(App and web page records)
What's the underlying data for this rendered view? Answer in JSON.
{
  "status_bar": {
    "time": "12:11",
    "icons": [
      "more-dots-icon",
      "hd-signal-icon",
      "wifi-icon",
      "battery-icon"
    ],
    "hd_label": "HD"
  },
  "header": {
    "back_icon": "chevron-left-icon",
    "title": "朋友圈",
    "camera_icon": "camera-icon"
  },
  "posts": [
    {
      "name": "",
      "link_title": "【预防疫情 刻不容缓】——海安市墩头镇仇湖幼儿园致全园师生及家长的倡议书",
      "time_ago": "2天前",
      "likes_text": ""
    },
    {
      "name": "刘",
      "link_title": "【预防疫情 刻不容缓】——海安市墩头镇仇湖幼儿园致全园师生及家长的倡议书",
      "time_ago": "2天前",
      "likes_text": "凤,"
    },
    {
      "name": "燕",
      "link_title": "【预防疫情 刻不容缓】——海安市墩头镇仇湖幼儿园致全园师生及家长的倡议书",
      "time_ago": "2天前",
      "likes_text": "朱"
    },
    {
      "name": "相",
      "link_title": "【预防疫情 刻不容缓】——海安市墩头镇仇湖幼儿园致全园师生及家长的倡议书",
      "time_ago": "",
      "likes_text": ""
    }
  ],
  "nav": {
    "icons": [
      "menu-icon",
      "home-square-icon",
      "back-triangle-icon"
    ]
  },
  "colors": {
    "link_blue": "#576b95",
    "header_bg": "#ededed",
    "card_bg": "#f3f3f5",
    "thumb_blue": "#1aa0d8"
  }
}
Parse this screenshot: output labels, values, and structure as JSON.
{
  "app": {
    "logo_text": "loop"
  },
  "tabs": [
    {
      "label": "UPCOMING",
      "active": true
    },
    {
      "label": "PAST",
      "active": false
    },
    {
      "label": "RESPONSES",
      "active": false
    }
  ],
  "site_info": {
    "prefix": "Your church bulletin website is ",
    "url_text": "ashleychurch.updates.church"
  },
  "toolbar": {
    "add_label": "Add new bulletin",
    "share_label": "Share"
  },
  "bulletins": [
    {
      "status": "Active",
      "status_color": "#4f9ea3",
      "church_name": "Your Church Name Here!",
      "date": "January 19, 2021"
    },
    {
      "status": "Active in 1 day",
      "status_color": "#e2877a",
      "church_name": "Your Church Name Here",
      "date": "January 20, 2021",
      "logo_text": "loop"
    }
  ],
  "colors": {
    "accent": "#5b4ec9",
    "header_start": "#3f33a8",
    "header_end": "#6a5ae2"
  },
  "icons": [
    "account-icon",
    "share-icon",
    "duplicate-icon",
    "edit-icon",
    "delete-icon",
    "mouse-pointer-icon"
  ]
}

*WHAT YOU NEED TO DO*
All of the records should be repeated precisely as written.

*RESPONSE BELOW*
What's the underlying data for this rendered view? Answer in JSON.
{
  "status_bar": {
    "time": "12:11",
    "icons": [
      "more-dots-icon",
      "hd-signal-icon",
      "wifi-icon",
      "battery-icon"
    ],
    "hd_label": "HD"
  },
  "header": {
    "back_icon": "chevron-left-icon",
    "title": "朋友圈",
    "camera_icon": "camera-icon"
  },
  "posts": [
    {
      "name": "",
      "link_title": "【预防疫情 刻不容缓】——海安市墩头镇仇湖幼儿园致全园师生及家长的倡议书",
      "time_ago": "2天前",
      "likes_text": ""
    },
    {
      "name": "刘",
      "link_title": "【预防疫情 刻不容缓】——海安市墩头镇仇湖幼儿园致全园师生及家长的倡议书",
      "time_ago": "2天前",
      "likes_text": "凤,"
    },
    {
      "name": "燕",
      "link_title": "【预防疫情 刻不容缓】——海安市墩头镇仇湖幼儿园致全园师生及家长的倡议书",
      "time_ago": "2天前",
      "likes_text": "朱"
    },
    {
      "name": "相",
      "link_title": "【预防疫情 刻不容缓】——海安市墩头镇仇湖幼儿园致全园师生及家长的倡议书",
      "time_ago": "",
      "likes_text": ""
    }
  ],
  "nav": {
    "icons": [
      "menu-icon",
      "home-square-icon",
      "back-triangle-icon"
    ]
  },
  "colors": {
    "link_blue": "#576b95",
    "header_bg": "#ededed",
    "card_bg": "#f3f3f5",
    "thumb_blue": "#1aa0d8"
  }
}
Parse this screenshot: output labels, values, and structure as JSON.
{
  "app": {
    "logo_text": "loop"
  },
  "tabs": [
    {
      "label": "UPCOMING",
      "active": true
    },
    {
      "label": "PAST",
      "active": false
    },
    {
      "label": "RESPONSES",
      "active": false
    }
  ],
  "site_info": {
    "prefix": "Your church bulletin website is ",
    "url_text": "ashleychurch.updates.church"
  },
  "toolbar": {
    "add_label": "Add new bulletin",
    "share_label": "Share"
  },
  "bulletins": [
    {
      "status": "Active",
      "status_color": "#4f9ea3",
      "church_name": "Your Church Name Here!",
      "date": "January 19, 2021"
    },
    {
      "status": "Active in 1 day",
      "status_color": "#e2877a",
      "church_name": "Your Church Name Here",
      "date": "January 20, 2021",
      "logo_text": "loop"
    }
  ],
  "colors": {
    "accent": "#5b4ec9",
    "header_start": "#3f33a8",
    "header_end": "#6a5ae2"
  },
  "icons": [
    "account-icon",
    "share-icon",
    "duplicate-icon",
    "edit-icon",
    "delete-icon",
    "mouse-pointer-icon"
  ]
}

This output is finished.